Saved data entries
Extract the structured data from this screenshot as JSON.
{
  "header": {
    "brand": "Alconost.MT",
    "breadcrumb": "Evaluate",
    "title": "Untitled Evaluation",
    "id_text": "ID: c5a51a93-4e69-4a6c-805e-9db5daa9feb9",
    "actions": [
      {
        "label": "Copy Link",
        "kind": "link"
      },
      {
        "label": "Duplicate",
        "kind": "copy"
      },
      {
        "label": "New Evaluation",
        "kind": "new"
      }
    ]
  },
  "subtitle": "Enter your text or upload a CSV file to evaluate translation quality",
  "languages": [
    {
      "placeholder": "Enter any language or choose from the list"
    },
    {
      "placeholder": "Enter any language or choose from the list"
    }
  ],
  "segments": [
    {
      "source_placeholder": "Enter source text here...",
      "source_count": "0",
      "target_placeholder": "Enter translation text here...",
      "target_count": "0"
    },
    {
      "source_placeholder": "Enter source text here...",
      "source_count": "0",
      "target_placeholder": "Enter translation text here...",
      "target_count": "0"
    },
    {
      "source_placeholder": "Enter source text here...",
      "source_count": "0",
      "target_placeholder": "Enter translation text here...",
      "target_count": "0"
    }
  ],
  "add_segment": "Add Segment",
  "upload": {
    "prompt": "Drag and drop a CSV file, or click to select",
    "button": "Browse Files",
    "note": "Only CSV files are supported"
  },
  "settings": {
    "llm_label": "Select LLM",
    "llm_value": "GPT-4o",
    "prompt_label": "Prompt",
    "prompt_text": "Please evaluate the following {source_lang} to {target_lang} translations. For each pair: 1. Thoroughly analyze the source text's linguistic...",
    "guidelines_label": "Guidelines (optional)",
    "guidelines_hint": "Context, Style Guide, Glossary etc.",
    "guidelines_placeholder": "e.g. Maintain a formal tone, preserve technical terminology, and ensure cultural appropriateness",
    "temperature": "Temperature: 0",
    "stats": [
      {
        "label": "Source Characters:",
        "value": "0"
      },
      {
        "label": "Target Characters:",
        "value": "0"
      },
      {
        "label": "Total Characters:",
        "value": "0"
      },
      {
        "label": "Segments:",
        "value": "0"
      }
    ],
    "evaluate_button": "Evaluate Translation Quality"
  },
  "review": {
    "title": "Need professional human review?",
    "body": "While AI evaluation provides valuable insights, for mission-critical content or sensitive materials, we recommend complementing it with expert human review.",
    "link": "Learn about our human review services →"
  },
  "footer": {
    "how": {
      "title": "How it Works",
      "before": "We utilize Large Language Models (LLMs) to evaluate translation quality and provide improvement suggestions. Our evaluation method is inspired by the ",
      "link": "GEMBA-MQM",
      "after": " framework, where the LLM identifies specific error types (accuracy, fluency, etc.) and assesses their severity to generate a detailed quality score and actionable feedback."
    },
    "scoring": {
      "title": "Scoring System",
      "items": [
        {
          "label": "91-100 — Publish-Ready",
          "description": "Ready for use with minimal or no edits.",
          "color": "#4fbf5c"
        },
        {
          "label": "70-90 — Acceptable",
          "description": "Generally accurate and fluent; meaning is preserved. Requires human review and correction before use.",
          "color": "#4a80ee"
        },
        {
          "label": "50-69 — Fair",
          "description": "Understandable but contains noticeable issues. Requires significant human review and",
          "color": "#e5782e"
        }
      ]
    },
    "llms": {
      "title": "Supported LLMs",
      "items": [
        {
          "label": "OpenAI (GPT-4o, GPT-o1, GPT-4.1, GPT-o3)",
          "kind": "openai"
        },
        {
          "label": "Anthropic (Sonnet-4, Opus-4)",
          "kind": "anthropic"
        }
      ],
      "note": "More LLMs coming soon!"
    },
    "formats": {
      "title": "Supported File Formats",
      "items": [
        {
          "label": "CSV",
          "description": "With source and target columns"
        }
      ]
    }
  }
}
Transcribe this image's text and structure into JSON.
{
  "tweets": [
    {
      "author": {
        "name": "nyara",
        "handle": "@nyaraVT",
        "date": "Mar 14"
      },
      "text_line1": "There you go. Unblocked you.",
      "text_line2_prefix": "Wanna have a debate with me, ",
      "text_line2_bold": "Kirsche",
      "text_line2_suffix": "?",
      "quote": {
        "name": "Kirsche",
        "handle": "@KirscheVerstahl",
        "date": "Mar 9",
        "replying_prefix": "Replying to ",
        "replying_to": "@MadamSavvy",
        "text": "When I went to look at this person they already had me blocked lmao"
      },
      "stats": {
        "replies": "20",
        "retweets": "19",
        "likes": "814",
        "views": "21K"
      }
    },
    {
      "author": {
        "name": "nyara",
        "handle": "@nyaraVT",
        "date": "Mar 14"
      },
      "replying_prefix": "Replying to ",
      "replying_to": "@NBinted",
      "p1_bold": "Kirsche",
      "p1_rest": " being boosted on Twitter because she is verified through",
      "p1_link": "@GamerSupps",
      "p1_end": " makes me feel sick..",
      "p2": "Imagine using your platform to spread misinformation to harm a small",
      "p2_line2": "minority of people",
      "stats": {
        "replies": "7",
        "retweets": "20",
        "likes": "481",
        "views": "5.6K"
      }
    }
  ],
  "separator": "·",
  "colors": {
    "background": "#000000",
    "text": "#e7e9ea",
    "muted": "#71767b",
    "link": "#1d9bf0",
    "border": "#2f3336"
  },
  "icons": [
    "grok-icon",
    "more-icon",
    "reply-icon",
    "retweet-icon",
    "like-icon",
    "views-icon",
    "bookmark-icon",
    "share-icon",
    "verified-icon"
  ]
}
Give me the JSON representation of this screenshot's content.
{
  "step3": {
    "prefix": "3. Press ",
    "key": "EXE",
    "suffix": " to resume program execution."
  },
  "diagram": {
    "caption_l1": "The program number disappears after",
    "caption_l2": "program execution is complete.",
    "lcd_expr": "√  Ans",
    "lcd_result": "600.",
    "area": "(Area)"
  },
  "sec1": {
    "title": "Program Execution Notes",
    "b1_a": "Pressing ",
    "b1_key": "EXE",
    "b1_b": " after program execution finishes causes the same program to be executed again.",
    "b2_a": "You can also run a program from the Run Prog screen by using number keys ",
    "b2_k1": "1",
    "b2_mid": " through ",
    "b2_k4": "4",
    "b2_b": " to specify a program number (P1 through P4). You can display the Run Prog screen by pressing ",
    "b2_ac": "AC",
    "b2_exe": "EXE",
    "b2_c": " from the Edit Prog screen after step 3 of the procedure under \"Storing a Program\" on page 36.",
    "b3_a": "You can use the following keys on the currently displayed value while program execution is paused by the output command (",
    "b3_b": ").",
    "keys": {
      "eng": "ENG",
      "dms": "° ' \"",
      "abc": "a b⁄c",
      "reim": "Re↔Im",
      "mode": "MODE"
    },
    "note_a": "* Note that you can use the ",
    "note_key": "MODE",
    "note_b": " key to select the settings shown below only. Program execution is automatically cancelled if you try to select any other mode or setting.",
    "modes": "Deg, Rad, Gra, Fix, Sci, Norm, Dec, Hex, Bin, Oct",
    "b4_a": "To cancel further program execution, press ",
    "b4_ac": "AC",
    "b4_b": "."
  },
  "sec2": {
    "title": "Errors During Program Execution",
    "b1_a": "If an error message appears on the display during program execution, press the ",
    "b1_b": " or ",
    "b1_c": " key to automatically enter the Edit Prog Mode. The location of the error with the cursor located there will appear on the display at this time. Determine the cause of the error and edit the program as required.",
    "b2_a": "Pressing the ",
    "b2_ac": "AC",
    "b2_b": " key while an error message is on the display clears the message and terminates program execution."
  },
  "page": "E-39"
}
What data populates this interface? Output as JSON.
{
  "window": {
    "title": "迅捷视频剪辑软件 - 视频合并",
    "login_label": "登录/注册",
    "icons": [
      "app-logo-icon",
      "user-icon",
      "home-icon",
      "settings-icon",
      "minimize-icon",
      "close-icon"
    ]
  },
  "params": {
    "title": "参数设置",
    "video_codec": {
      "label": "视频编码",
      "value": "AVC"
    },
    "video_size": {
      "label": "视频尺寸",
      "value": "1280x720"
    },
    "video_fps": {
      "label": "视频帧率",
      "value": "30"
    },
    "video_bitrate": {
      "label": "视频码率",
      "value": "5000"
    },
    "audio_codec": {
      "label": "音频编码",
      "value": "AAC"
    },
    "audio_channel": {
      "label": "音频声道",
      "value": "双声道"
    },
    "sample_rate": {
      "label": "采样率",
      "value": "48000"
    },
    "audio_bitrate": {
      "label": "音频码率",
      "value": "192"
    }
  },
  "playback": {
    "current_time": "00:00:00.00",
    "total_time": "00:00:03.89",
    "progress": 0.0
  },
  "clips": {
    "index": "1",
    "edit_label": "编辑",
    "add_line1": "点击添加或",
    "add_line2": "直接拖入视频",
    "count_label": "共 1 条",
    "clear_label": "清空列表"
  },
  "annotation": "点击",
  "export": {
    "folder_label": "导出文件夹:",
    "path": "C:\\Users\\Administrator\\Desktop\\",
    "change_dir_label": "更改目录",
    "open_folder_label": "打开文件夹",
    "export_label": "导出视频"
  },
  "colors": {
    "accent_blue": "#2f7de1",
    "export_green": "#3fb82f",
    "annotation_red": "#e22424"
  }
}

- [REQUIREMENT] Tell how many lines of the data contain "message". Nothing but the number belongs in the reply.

- [RESULT FOR THIS EXERCISE] 2